» EXERCISE INSTRUCTIONS: The number of lines containing "Essay" is the only answer wanted; work it out from the entries below.

== EXERCISE DATA

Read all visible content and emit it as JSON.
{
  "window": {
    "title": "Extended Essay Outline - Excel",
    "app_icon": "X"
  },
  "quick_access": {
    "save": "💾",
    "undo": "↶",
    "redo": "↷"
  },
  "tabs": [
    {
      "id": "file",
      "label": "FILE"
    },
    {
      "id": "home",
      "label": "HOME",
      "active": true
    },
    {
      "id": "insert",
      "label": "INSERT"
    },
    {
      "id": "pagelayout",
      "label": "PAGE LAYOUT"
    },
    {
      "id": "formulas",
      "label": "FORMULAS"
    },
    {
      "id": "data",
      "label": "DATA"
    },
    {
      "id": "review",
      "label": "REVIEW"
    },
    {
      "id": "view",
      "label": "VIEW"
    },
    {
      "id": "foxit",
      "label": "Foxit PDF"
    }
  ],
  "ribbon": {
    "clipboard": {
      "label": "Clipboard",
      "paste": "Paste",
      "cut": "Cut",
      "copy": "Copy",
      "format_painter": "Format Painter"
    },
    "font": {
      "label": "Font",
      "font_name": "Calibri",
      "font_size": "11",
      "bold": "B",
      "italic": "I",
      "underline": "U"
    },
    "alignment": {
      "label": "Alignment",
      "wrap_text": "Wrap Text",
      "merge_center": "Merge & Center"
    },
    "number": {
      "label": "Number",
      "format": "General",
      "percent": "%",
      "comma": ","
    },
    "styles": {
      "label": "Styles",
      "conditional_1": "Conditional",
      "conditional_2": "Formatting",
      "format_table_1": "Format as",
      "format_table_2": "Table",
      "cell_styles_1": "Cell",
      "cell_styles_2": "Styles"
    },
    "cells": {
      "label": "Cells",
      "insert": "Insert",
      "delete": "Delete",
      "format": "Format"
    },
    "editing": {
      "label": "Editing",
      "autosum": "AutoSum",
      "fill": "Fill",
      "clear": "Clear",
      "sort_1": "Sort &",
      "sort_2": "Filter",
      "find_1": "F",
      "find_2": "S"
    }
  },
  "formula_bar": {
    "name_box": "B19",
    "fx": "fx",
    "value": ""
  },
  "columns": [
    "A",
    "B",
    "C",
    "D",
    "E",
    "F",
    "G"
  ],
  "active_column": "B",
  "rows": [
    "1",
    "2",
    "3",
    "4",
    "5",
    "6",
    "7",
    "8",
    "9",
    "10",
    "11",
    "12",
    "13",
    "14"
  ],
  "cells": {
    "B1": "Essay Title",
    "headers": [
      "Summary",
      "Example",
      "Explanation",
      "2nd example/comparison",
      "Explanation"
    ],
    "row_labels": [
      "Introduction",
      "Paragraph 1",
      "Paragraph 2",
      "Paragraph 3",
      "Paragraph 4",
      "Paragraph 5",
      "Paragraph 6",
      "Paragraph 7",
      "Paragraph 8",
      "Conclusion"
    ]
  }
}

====

» OUTPUT BELOW: 2